(WHAT NEEDS TO BE DONE): Repeat the listing word for word, but skip any pictures.

(GIVEN DATA):
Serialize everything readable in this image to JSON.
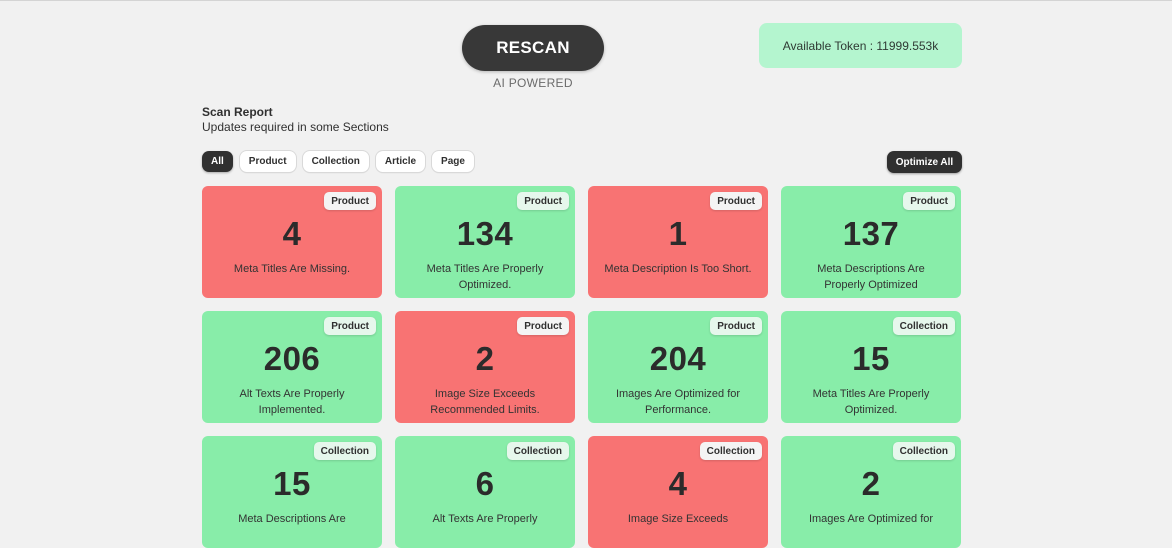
{
  "header": {
    "rescan_label": "RESCAN",
    "ai_powered": "AI POWERED",
    "token_text": "Available Token : 11999.553k"
  },
  "report": {
    "title": "Scan Report",
    "subtitle": "Updates required in some Sections"
  },
  "filters": [
    "All",
    "Product",
    "Collection",
    "Article",
    "Page"
  ],
  "active_filter": "All",
  "optimize_all_label": "Optimize All",
  "colors": {
    "red": "#f87373",
    "green": "#88eda9",
    "token_bg": "#b4f5cf",
    "dark": "#303030"
  },
  "cards": [
    {
      "tag": "Product",
      "count": "4",
      "label": "Meta Titles Are Missing.",
      "status": "red"
    },
    {
      "tag": "Product",
      "count": "134",
      "label": "Meta Titles Are Properly Optimized.",
      "status": "green"
    },
    {
      "tag": "Product",
      "count": "1",
      "label": "Meta Description Is Too Short.",
      "status": "red"
    },
    {
      "tag": "Product",
      "count": "137",
      "label": "Meta Descriptions Are Properly Optimized",
      "status": "green"
    },
    {
      "tag": "Product",
      "count": "206",
      "label": "Alt Texts Are Properly Implemented.",
      "status": "green"
    },
    {
      "tag": "Product",
      "count": "2",
      "label": "Image Size Exceeds Recommended Limits.",
      "status": "red"
    },
    {
      "tag": "Product",
      "count": "204",
      "label": "Images Are Optimized for Performance.",
      "status": "green"
    },
    {
      "tag": "Collection",
      "count": "15",
      "label": "Meta Titles Are Properly Optimized.",
      "status": "green"
    },
    {
      "tag": "Collection",
      "count": "15",
      "label": "Meta Descriptions Are",
      "status": "green"
    },
    {
      "tag": "Collection",
      "count": "6",
      "label": "Alt Texts Are Properly",
      "status": "green"
    },
    {
      "tag": "Collection",
      "count": "4",
      "label": "Image Size Exceeds",
      "status": "red"
    },
    {
      "tag": "Collection",
      "count": "2",
      "label": "Images Are Optimized for",
      "status": "green"
    }
  ]
}
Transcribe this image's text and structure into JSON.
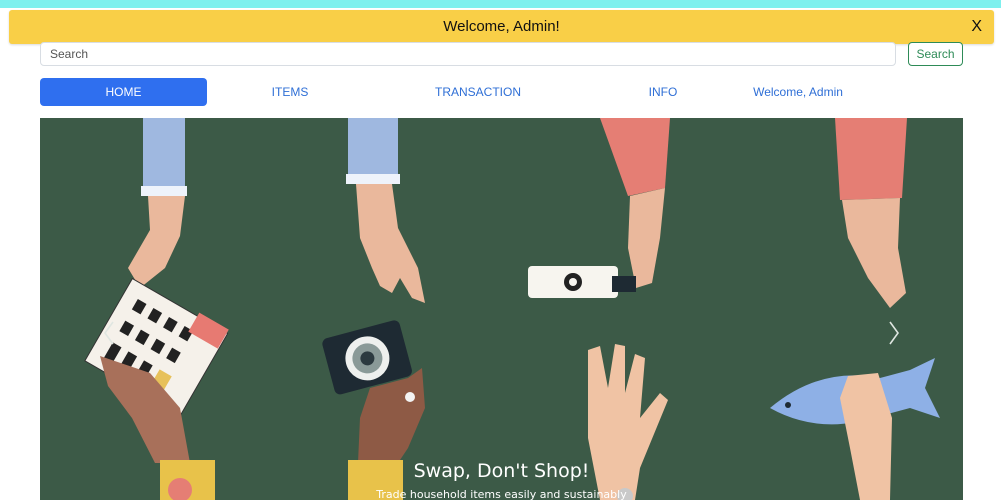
{
  "banner": {
    "message": "Welcome, Admin!",
    "close_label": "X"
  },
  "search": {
    "placeholder": "Search",
    "value": "",
    "button_label": "Search"
  },
  "nav": {
    "items": [
      {
        "label": "HOME",
        "active": true
      },
      {
        "label": "ITEMS"
      },
      {
        "label": "TRANSACTION"
      },
      {
        "label": "INFO"
      },
      {
        "label": "Welcome, Admin"
      }
    ]
  },
  "carousel": {
    "caption_title": "Swap, Don't Shop!",
    "caption_text": "Trade household items easily and sustainably",
    "prev_icon": "chevron-left-icon",
    "next_icon": "chevron-right-icon"
  },
  "colors": {
    "banner_bg": "#f9cf47",
    "top_strip": "#7ef0ee",
    "nav_active_bg": "#2f6fef",
    "nav_link": "#2f6fd6",
    "search_button": "#2e8b57",
    "carousel_bg": "#3c5a47"
  }
}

(SOLUTION TO THIS EXERCISE):
Serialize everything readable in this image to JSON.
{
  "header": {
    "rescan_label": "RESCAN",
    "ai_powered": "AI POWERED",
    "token_text": "Available Token : 11999.553k"
  },
  "report": {
    "title": "Scan Report",
    "subtitle": "Updates required in some Sections"
  },
  "filters": [
    "All",
    "Product",
    "Collection",
    "Article",
    "Page"
  ],
  "active_filter": "All",
  "optimize_all_label": "Optimize All",
  "colors": {
    "red": "#f87373",
    "green": "#88eda9",
    "token_bg": "#b4f5cf",
    "dark": "#303030"
  },
  "cards": [
    {
      "tag": "Product",
      "count": "4",
      "label": "Meta Titles Are Missing.",
      "status": "red"
    },
    {
      "tag": "Product",
      "count": "134",
      "label": "Meta Titles Are Properly Optimized.",
      "status": "green"
    },
    {
      "tag": "Product",
      "count": "1",
      "label": "Meta Description Is Too Short.",
      "status": "red"
    },
    {
      "tag": "Product",
      "count": "137",
      "label": "Meta Descriptions Are Properly Optimized",
      "status": "green"
    },
    {
      "tag": "Product",
      "count": "206",
      "label": "Alt Texts Are Properly Implemented.",
      "status": "green"
    },
    {
      "tag": "Product",
      "count": "2",
      "label": "Image Size Exceeds Recommended Limits.",
      "status": "red"
    },
    {
      "tag": "Product",
      "count": "204",
      "label": "Images Are Optimized for Performance.",
      "status": "green"
    },
    {
      "tag": "Collection",
      "count": "15",
      "label": "Meta Titles Are Properly Optimized.",
      "status": "green"
    },
    {
      "tag": "Collection",
      "count": "15",
      "label": "Meta Descriptions Are",
      "status": "green"
    },
    {
      "tag": "Collection",
      "count": "6",
      "label": "Alt Texts Are Properly",
      "status": "green"
    },
    {
      "tag": "Collection",
      "count": "4",
      "label": "Image Size Exceeds",
      "status": "red"
    },
    {
      "tag": "Collection",
      "count": "2",
      "label": "Images Are Optimized for",
      "status": "green"
    }
  ]
}
Transcribe this image's text and structure into JSON.
{
  "banner": {
    "message": "Welcome, Admin!",
    "close_label": "X"
  },
  "search": {
    "placeholder": "Search",
    "value": "",
    "button_label": "Search"
  },
  "nav": {
    "items": [
      {
        "label": "HOME",
        "active": true
      },
      {
        "label": "ITEMS"
      },
      {
        "label": "TRANSACTION"
      },
      {
        "label": "INFO"
      },
      {
        "label": "Welcome, Admin"
      }
    ]
  },
  "carousel": {
    "caption_title": "Swap, Don't Shop!",
    "caption_text": "Trade household items easily and sustainably",
    "prev_icon": "chevron-left-icon",
    "next_icon": "chevron-right-icon"
  },
  "colors": {
    "banner_bg": "#f9cf47",
    "top_strip": "#7ef0ee",
    "nav_active_bg": "#2f6fef",
    "nav_link": "#2f6fd6",
    "search_button": "#2e8b57",
    "carousel_bg": "#3c5a47"
  }
}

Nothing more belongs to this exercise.